Analysis: No justification for Diarmuid Connolly’s sideline reaction and it could result in a lengthy ban
Another weekend, another disciplinary storm surrounding Diarmuid Connolly.
If he was unlucky to pick up a black card against Monaghan in the last round of the league, his second game back after last year's All-Ireland when the focus of his ongoing duel with Mayo's Lee Keegan was so strong, there was no misfortune in his decision to yank back Kerry's Gavin Crowley in the league final the following weekend. It was as needless as could be.
"Frustration on my part rather than anything else really. You look at them, you learn and move on," said Connolly (right) a couple of weeks later.
Clearly, the lesson hasn't hit home yet if Saturday night is anything to go by.
His reaction to Ciarán Branagan's decision to award a sideline to Carlow in the early stages of the second half was to lay his hand on the Down man's chest with sufficient force to nudge him back just a fraction and then angrily jab his finger at him.
It puts him in the line of fire of a Category V offence of the GAA's Rule 7.2 that covers threatening conduct towards an official, an offence that bears a three-month suspension.
It's hard to avoid the conclusion that, in this case, "minor physical interference," clearly defined in rule, has taken place.
Minor physical interference is categorised as 'laying a hand on, pushing, pulling or jostling' an official and looks like it will, pending an appeal, rule out Tipperary goalkeeper Evan Comerford for most of the championship.
The degree of force is irrelevant. Once there is contact, such as 'laying a hand on,' an offence has been committed under the terms of this rule and the argument that 'there wasn't much in it' shouldn't come into it.
Of course, the player is entitled to due process.
And in his favour will be the failure of the match officials to take any action at the time.
Referee Sean Hurson may not have seen it with any great clarity but Branagan was the recipient and chose not to draw attention to it, perhaps in the knowledge that Connolly was fired up after three Carlow players confronted him to strip him of the ball and get on with the sideline.
On that basis the possibility that this incident may already be deemed to have been dealt with is there.
But the Central Competition Controls Committee are more likely to take a different view. The unedifying spectacle of one of the most talented players in the game confronting an official in such an aggressive manner and making contact, however slight, has no justification.
The protection of referees and officials has been paramount with this committee. Armagh manager Kieran McGeeney was sitting in the stands for yesterday's Ulster Championship match in Newry after he picked up a suspension under this rule for allegedly using threatening language towards linesman Joe McQuillan in a league match, a charge McGeeney challenged.
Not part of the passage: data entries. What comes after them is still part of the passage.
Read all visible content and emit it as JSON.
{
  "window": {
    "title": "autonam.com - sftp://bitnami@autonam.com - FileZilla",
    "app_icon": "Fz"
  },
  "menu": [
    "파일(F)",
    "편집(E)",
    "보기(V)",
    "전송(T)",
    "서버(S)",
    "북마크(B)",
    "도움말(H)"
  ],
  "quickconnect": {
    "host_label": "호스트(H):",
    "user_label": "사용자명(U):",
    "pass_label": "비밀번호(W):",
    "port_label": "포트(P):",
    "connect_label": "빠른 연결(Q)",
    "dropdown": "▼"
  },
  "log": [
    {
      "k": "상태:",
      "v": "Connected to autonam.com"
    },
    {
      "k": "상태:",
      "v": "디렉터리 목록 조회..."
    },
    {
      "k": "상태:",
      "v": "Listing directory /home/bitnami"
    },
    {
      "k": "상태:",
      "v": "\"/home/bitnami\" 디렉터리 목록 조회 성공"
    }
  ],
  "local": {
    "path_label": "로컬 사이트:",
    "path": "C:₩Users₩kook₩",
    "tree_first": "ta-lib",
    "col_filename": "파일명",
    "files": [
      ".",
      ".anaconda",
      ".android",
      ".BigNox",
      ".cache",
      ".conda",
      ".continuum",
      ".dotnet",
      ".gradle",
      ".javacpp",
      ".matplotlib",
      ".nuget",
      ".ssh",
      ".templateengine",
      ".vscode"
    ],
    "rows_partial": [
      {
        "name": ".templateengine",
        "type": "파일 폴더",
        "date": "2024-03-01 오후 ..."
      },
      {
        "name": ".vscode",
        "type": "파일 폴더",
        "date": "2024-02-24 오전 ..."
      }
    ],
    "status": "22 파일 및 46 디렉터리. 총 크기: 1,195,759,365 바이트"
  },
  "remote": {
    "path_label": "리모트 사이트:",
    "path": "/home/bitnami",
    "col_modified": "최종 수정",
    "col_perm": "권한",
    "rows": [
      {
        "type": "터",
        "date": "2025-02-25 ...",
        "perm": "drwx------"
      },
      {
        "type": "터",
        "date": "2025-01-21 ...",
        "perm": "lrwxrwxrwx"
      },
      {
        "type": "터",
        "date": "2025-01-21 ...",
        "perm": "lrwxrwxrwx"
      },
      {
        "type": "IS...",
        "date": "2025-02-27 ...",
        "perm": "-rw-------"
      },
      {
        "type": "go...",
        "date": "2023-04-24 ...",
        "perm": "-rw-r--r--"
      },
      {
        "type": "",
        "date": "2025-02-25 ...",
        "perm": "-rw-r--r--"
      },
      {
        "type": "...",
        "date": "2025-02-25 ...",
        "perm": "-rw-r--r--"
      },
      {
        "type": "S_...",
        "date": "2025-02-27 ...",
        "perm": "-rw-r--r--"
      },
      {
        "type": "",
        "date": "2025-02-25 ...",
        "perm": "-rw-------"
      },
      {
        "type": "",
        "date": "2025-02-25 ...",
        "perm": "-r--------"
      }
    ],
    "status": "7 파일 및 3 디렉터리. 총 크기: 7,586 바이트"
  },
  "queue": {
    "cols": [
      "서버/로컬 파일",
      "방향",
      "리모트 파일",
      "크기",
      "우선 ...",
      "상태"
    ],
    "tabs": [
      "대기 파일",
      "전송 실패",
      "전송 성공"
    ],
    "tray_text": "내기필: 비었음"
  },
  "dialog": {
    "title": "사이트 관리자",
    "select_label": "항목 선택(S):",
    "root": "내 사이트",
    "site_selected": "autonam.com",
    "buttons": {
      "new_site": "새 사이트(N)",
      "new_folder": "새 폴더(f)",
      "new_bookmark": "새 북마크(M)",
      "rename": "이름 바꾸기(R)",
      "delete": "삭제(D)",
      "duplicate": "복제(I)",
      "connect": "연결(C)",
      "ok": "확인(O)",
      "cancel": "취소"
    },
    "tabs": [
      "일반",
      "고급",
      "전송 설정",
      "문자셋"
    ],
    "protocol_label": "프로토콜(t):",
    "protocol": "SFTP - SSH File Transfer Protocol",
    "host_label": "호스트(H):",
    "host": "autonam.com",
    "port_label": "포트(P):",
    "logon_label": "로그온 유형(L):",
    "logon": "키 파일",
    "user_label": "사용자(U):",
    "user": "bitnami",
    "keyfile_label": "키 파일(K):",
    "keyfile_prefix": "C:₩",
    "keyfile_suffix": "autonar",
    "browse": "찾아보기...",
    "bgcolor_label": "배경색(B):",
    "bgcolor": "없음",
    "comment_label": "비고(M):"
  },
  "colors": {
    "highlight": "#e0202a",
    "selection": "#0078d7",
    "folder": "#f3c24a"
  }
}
Connolly has long run the gauntlet of abuse from opponents who know that winding him up and giving him close and uncomfortable attention will draw a reaction quicker than it would with most of his contemporaries.
"We were hoping to try and entice him. Sure that's what most teams do," mused Westmeath manager Tom Cribbin after last year's Leinster final when his wing-back James Dolan tousled Connolly's hair as he ran by him, prompting Connolly to get him into a headlock.
On Saturday night, Carlow manager Turlough O'Brien offered a defence.
"Diarmuid Connolly is getting a lot of targeting too and he finds it hard on the pitch. You'd like to see him playing the game."
But frustration or targeting has no basis in his reaction to a simple decision to award a sideline the other way.
It had been a frustrating evening for Connolly up to that point any way and so far this season has been a forgettable one for him with Chrissy McKaigue over-running him for four points in an All-Ireland club semi-final in April before his abbreviated return to league action.
For Dublin, though, it has to be a real concern that Connolly's discipline is back in focus so quickly after his back-to-back black cards in April.
Jim Gavin has done a good job in channelling the best out of the St Vincent's man but, even if he does avoid sanction, involvement with an official in this manner won't sit easily with the manager.